Casting is a big thorn in this movie’s side. Odd is the very appearance of Lohman, who is a full decade older in real life than her character, and it shows. The actress works overtime to convey the feistiness of teendom, but instead overshoots her goal and gets lost somewhere under her too on-the-nose “Sheena” mane of hair. Worse is country singer Tim McGraw, held hostage in a Billy Bob Thornton fake bake and small-town-bangs toupee, unable to make his parental figure anything more than the complete wet blanket director Michael Mayer prefers him to be. “Flicka” paints its characters black and white to better pander to the mass audience, but McGraw is one step away from eating babies the way Mayer depicts him.

“My Friend Flicka” has lasted a long time in American culture, and continues to charm readers of any age. It will survive this misguided adaptation, which I hope will send a message to future productions: keep the blues to minimum, and put the focus back on the horse. Nobody is paying the see a family bitch at each other for 100 minutes.

link directly to this review at
originally posted: 10/21/06 15:09:46
[printer] printer-friendly format  
OFFICIAL SELECTION: 2006 Austin Film Festival For more in the 2006 Austin Film Festival series, click here.

User Comments

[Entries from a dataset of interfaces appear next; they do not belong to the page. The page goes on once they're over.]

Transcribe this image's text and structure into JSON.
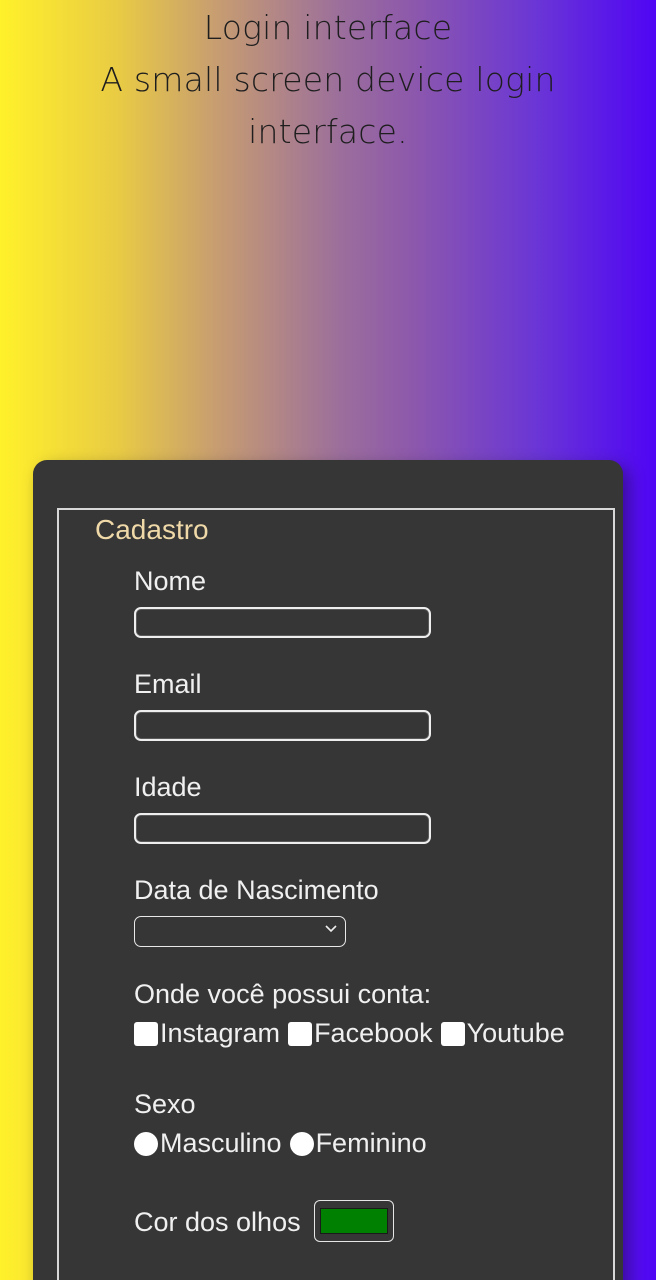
{
  "hero": {
    "title": "Login interface",
    "subtitle": "A small screen device login interface."
  },
  "form": {
    "legend": "Cadastro",
    "nome_label": "Nome",
    "nome_value": "",
    "email_label": "Email",
    "email_value": "",
    "idade_label": "Idade",
    "idade_value": "",
    "nascimento_label": "Data de Nascimento",
    "nascimento_value": "",
    "contas_label": "Onde você possui conta:",
    "contas_options": [
      "Instagram",
      "Facebook",
      "Youtube"
    ],
    "sexo_label": "Sexo",
    "sexo_options": [
      "Masculino",
      "Feminino"
    ],
    "cor_label": "Cor dos olhos",
    "cor_value": "#008000"
  },
  "colors": {
    "card_bg": "#363636",
    "legend": "#f0d9a8",
    "gradient_left": "#fff12a",
    "gradient_right": "#4f05f4"
  }
}
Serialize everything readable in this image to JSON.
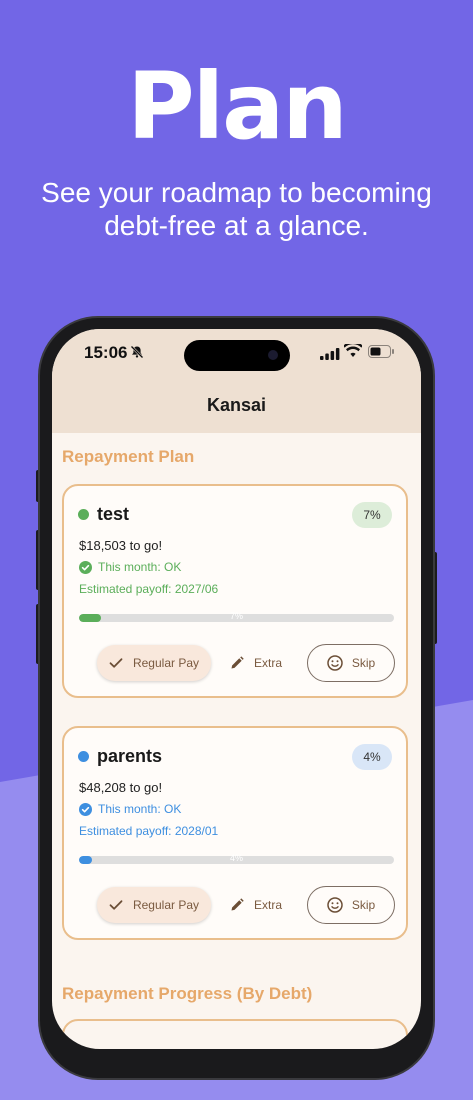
{
  "marketing": {
    "headline": "Plan",
    "subline_1": "See your roadmap to becoming",
    "subline_2": "debt-free at a glance."
  },
  "status_bar": {
    "time": "15:06"
  },
  "app": {
    "title": "Kansai"
  },
  "sections": {
    "plan_title": "Repayment Plan",
    "progress_title": "Repayment Progress (By Debt)"
  },
  "debts": [
    {
      "name": "test",
      "percent_label": "7%",
      "percent": 7,
      "remaining": "$18,503 to go!",
      "status": "This month: OK",
      "payoff": "Estimated payoff: 2027/06",
      "color": "#5BAE5A",
      "badge_bg": "#DDEDD9"
    },
    {
      "name": "parents",
      "percent_label": "4%",
      "percent": 4,
      "remaining": "$48,208 to go!",
      "status": "This month: OK",
      "payoff": "Estimated payoff: 2028/01",
      "color": "#3E8FE0",
      "badge_bg": "#D9E6F7"
    }
  ],
  "actions": {
    "regular_pay": "Regular Pay",
    "extra": "Extra",
    "skip": "Skip"
  },
  "icons": [
    "bell-slash-icon",
    "signal-icon",
    "wifi-icon",
    "battery-icon",
    "check-circle-icon",
    "check-icon",
    "pencil-icon",
    "smiley-icon"
  ]
}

7/22/07 AP Bratty kids, clueless mom, weak dad. No way I'd let the kids watch this!! 1 stars
5/01/07 Aaron Johnson i liked this film, i thought the story was great 5 stars
2/12/07 Emma W. It's a wonderful family movie! If you just pay attention you'll LOVE it! 5 stars
12/12/06 William Goss Starts alright, but grows hokey halfway. "It's okay, Daddy. You can shoot us." Teehee. 2 stars
11/25/06 liv this film looks pretty good ihav 2 horses of my own n their adorable.... 5 stars
11/03/06 Heather Yawn, what a bore. 1 stars
10/28/06 Centipedes anyone who likes this movie is either a pre-teen or mentally retarded 1 stars
10/24/06 michael good story 2 see 4 stars
10/23/06 Sydney This is how i dreamed my life 5 stars
10/22/06 Riki Worth it for the landscape, not for the substance 4 stars
Note: Duplicate, 'planted,' or other obviously improper comments
will be deleted at our discretion. So don't bother posting 'em. Thanks!
Your Name:
Your Comments:
Your Location: (state/province/country)
Your Rating:

Discuss this movie in our forum

  20-Oct-2006 (PG)
  DVD: 06-Feb-2007



[trailer] Trailer

Home Reviews  Articles  Release Dates Coming Soon  DVD  Top 20s Criticwatch  Search
Public Forums  Festival Coverage  Contests About Australia's Largest Movie Review Database.
Privacy Policy | HBS Inc. | |   

All data and site design copyright 1997-2017, HBS Entertainment, Inc.
Search for
reviews features movie title writer/director/cast